*Your assignment:* Where in the data below does the word "Token" appear? Copy every line that has it.

*Website and app data records:*

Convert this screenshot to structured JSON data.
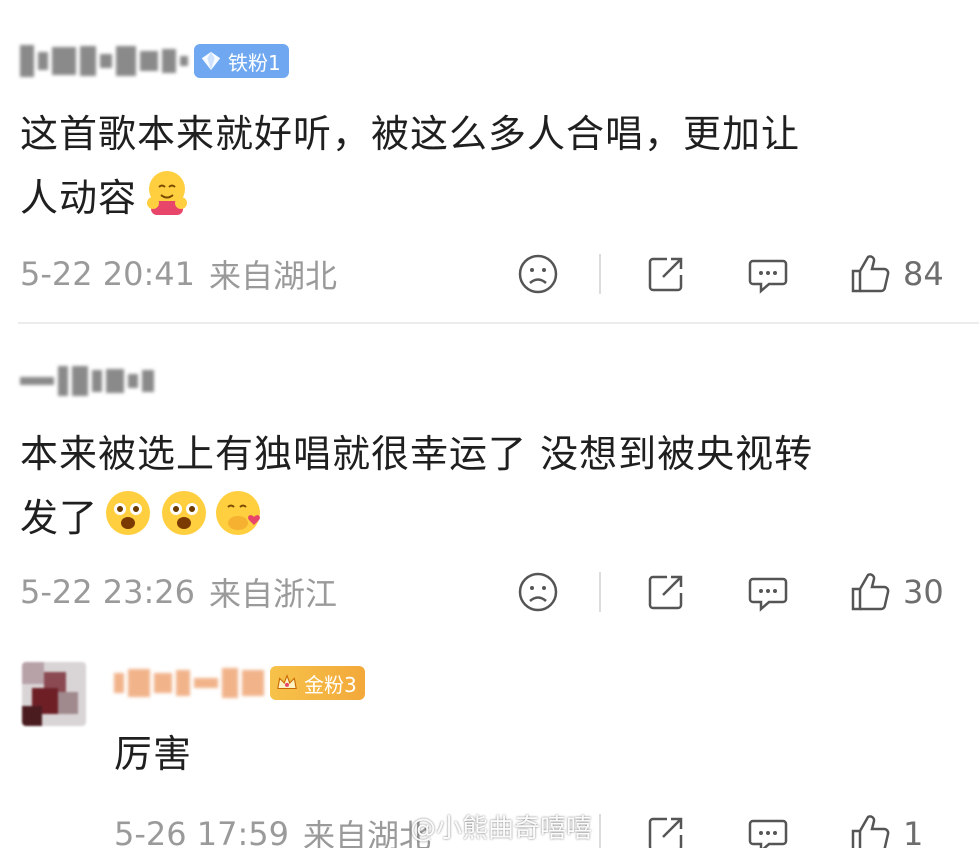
{
  "comments": [
    {
      "badge": "铁粉1",
      "text_line1": "这首歌本来就好听，被这么多人合唱，更加让",
      "text_line2": "人动容",
      "date": "5-22 20:41",
      "location": "来自湖北",
      "likes": "84",
      "emojis": [
        "hug-emoji"
      ]
    },
    {
      "text_line1": "本来被选上有独唱就很幸运了 没想到被央视转",
      "text_line2": "发了",
      "date": "5-22 23:26",
      "location": "来自浙江",
      "likes": "30",
      "emojis": [
        "starstruck-emoji",
        "starstruck-emoji",
        "heart-hands-emoji"
      ]
    },
    {
      "badge": "金粉3",
      "text": "厉害",
      "date": "5-26 17:59",
      "location": "来自湖北",
      "likes": "1"
    }
  ],
  "watermark": "@小熊曲奇嘻嘻",
  "colors": {
    "iron_badge": "#6fa8f0",
    "gold_badge": "#f3a93a",
    "meta_text": "#9a9a9a",
    "body_text": "#1f1f1f"
  }
}
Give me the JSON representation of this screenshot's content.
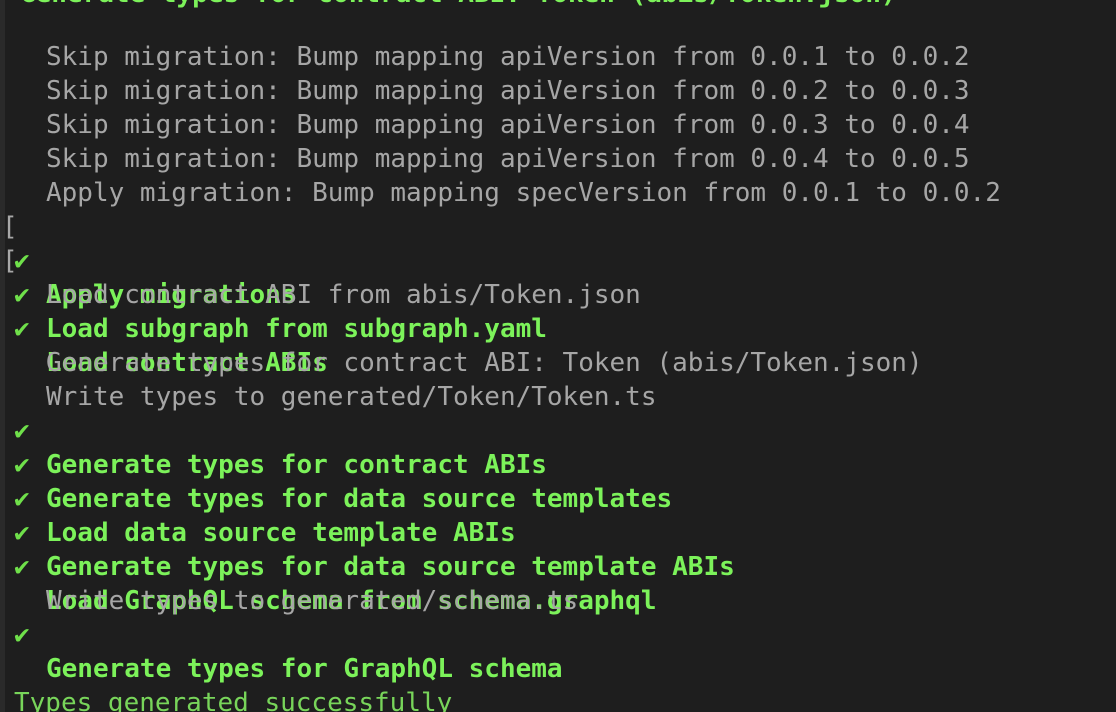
{
  "cutoff_line": "Generate types for contract ABI: Token (abis/Token.json)",
  "lines": [
    {
      "text": "Skip migration: Bump mapping apiVersion from 0.0.1 to 0.0.2",
      "bracket": "",
      "check": ""
    },
    {
      "text": "Skip migration: Bump mapping apiVersion from 0.0.2 to 0.0.3",
      "bracket": "",
      "check": ""
    },
    {
      "text": "Skip migration: Bump mapping apiVersion from 0.0.3 to 0.0.4",
      "bracket": "",
      "check": ""
    },
    {
      "text": "Skip migration: Bump mapping apiVersion from 0.0.4 to 0.0.5",
      "bracket": "",
      "check": ""
    },
    {
      "text": "Apply migration: Bump mapping specVersion from 0.0.1 to 0.0.2",
      "bracket": "",
      "check": ""
    },
    {
      "text": "Apply migrations",
      "bracket": "[",
      "check": "✔"
    },
    {
      "text": "Load subgraph from subgraph.yaml",
      "bracket": "[",
      "check": "✔"
    },
    {
      "text": "Load contract ABI from abis/Token.json",
      "bracket": "",
      "check": ""
    },
    {
      "text": "Load contract ABIs",
      "bracket": "",
      "check": "✔"
    },
    {
      "text": "Generate types for contract ABI: Token (abis/Token.json)",
      "bracket": "",
      "check": ""
    },
    {
      "text": "Write types to generated/Token/Token.ts",
      "bracket": "",
      "check": ""
    },
    {
      "text": "Generate types for contract ABIs",
      "bracket": "",
      "check": "✔"
    },
    {
      "text": "Generate types for data source templates",
      "bracket": "",
      "check": "✔"
    },
    {
      "text": "Load data source template ABIs",
      "bracket": "",
      "check": "✔"
    },
    {
      "text": "Generate types for data source template ABIs",
      "bracket": "",
      "check": "✔"
    },
    {
      "text": "Load GraphQL schema from schema.graphql",
      "bracket": "",
      "check": "✔"
    },
    {
      "text": "Write types to generated/schema.ts",
      "bracket": "",
      "check": ""
    },
    {
      "text": "Generate types for GraphQL schema",
      "bracket": "",
      "check": "✔"
    }
  ],
  "success_message": "Types generated successfully",
  "colors": {
    "background": "#1e1e1e",
    "success_green": "#7cf25a",
    "dim_text": "#a6a6a6"
  }
}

*Answer below:*
  "cutoff_line": "Generate types for contract ABI: Token (abis/Token.json)",
      "text": "Load contract ABI from abis/Token.json",
      "text": "Generate types for contract ABI: Token (abis/Token.json)",
      "text": "Write types to generated/Token/Token.ts",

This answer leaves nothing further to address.